Robert Trice, the co-founder and former CEO of Hurricane Energy, took a total pay package of £649,000 last year as the oil firm plunged to losses of £440million.
Mr Trice resigned as CEO of the west of Shetland operator last June, with the firm’s future now in doubt following major downgrades in its portfolio in recent months.
Figures published in the company’s 2020 annual report show Mr Trice received £234,000 between June 8 and December 8 covering salary, pension and benefits while he worked during the “transition process” for the firm as part of his settlement agreement.
Once he left the company after December 8, he then received payment in lieu of notice (PILON) instalments of £213,000.
That figure comes on top of the £202,000 pay package for Mr Trice during the first six months of 2020, while he was CEO of Hurricane Energy, covering salary, pension and benefits.
Three months after his resignation was announced in June 2020, Hurricane revealed huge downgrades to its portfolio estimates, which boasted proven plus probable resources of up to 2.6billion barrels of oil under Trice.
Now the flagship Lancaster field is expected to produce an overall total of just 16million barrels.
Removing PILON from the equation, Mr Trice would have been paid a total of £436,000 for 2020, down 28% on 2019’s £604,000 pay package.
However, overall, Mr Trice walked away with total pay in 2020 which equated to a 7.4% increase on the previous year.
A pioneer of “fractured basement” plays, the former CEO had his supporters, with analyst and long-time follower of Hurricane, Ashley Kelty, saying he could walk away with his “head held high”.

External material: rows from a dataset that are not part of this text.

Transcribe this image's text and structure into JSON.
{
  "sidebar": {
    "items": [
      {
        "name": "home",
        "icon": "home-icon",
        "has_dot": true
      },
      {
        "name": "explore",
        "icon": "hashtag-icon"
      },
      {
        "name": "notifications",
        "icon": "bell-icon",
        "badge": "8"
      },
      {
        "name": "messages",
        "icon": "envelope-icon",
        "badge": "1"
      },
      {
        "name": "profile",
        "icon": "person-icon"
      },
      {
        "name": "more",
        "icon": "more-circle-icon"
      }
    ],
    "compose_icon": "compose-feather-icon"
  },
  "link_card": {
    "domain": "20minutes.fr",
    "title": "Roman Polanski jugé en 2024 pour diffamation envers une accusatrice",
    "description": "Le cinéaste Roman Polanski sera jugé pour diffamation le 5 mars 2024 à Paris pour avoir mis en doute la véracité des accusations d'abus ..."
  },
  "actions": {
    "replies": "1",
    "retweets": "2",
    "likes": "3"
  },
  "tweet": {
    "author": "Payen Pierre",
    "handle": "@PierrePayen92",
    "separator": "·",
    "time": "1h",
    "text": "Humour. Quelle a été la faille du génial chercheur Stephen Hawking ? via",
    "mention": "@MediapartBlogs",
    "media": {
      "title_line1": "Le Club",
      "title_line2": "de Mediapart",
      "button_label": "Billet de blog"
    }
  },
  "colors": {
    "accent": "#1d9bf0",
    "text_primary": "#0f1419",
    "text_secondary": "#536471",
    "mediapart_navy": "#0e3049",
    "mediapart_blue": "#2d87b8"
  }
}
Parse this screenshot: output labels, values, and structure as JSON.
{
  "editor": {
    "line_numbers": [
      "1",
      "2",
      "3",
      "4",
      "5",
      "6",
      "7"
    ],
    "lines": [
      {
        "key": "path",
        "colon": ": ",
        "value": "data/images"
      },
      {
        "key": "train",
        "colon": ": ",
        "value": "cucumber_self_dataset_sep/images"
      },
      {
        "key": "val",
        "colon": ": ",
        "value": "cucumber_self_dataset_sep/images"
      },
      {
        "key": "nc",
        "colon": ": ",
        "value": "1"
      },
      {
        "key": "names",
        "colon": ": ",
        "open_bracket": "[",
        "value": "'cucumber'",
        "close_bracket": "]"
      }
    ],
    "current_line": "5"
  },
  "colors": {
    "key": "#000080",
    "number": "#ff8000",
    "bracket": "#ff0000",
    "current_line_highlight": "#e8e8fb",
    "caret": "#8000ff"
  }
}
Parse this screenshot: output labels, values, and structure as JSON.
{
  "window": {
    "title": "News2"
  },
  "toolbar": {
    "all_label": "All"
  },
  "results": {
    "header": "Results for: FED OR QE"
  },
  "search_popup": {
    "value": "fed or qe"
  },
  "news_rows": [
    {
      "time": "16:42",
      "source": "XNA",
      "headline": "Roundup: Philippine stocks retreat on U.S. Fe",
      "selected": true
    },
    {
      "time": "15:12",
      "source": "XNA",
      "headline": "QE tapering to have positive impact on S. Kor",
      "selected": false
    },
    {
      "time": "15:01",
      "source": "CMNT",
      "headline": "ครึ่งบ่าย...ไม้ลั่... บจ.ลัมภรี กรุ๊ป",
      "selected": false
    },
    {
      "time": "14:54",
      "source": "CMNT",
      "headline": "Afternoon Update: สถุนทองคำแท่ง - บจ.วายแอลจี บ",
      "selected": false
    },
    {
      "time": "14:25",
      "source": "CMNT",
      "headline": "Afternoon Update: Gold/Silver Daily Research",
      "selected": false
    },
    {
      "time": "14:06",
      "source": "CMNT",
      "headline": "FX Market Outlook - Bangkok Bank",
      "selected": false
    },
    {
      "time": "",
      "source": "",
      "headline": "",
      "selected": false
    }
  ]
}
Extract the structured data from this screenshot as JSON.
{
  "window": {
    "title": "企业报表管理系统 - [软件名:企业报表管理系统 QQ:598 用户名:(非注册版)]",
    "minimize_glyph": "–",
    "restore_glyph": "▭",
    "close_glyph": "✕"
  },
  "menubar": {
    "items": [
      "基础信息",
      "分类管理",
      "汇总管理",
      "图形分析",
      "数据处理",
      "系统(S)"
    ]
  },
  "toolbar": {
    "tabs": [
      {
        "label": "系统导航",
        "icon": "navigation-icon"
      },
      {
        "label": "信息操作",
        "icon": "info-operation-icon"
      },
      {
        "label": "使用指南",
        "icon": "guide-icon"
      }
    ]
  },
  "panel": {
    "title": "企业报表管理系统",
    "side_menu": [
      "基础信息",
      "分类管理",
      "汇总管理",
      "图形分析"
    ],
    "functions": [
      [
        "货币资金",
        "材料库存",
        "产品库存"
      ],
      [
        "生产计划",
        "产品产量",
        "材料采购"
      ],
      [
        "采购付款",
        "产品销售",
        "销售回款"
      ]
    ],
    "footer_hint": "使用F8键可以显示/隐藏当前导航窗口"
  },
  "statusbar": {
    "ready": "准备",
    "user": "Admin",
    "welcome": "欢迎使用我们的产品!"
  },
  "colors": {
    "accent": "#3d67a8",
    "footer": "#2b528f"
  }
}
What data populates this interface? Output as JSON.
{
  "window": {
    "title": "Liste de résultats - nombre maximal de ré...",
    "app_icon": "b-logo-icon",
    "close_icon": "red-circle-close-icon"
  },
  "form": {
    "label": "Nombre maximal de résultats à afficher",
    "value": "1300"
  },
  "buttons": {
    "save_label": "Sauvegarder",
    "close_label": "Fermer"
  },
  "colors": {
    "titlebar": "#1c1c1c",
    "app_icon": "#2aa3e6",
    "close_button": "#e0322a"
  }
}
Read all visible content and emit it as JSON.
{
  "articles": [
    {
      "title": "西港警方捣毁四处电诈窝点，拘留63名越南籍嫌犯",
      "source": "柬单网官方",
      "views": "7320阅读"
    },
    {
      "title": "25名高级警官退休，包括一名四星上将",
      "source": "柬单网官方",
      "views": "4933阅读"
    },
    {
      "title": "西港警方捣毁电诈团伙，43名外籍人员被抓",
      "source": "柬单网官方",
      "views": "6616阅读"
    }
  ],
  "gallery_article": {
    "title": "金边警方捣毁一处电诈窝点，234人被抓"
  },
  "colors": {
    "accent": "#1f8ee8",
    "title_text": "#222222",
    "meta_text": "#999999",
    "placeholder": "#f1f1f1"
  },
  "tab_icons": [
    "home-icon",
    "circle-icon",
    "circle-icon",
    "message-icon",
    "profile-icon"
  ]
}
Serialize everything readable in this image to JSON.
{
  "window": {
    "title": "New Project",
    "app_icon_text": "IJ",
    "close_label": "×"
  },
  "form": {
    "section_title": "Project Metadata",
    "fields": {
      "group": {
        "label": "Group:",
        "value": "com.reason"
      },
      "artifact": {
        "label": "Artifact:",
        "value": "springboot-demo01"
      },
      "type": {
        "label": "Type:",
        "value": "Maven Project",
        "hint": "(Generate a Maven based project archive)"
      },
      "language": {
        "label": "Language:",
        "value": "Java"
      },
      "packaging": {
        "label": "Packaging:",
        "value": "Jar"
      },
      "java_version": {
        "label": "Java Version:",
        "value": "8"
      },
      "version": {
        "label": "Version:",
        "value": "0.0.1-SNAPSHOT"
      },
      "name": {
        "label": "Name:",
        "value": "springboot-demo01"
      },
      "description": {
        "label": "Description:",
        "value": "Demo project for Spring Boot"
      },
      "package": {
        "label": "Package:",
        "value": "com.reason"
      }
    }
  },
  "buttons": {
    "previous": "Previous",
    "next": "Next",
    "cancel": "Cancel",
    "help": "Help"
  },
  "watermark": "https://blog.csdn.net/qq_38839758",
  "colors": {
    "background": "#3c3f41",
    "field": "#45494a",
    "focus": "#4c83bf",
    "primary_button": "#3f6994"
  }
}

However, since the reserves downgrade in September 2020 the firm’s share price has plunged by nearly 80% to 1.46pence, while the firm announced £440m losses for the year after publishing accounts in May.
Earlier this month shareholders rejected a proposed restructuring scheme put forward by the company which would see their holdings almost completely wiped out.
The result of a key court decision is now due to be announced and, unless a new plan emerges, the alternative would be a winding down of the company followed by an insolvent liquidation.
Hurricane Energy was set up to deliver oil from naturally fractured basement reservoirs like Lancaster, which came on stream in May 2019.
There is long-held scepticism in oil industry circles about fractured basement reservoirs’ ability to deliver stable production, due to their complex and unpredictable nature.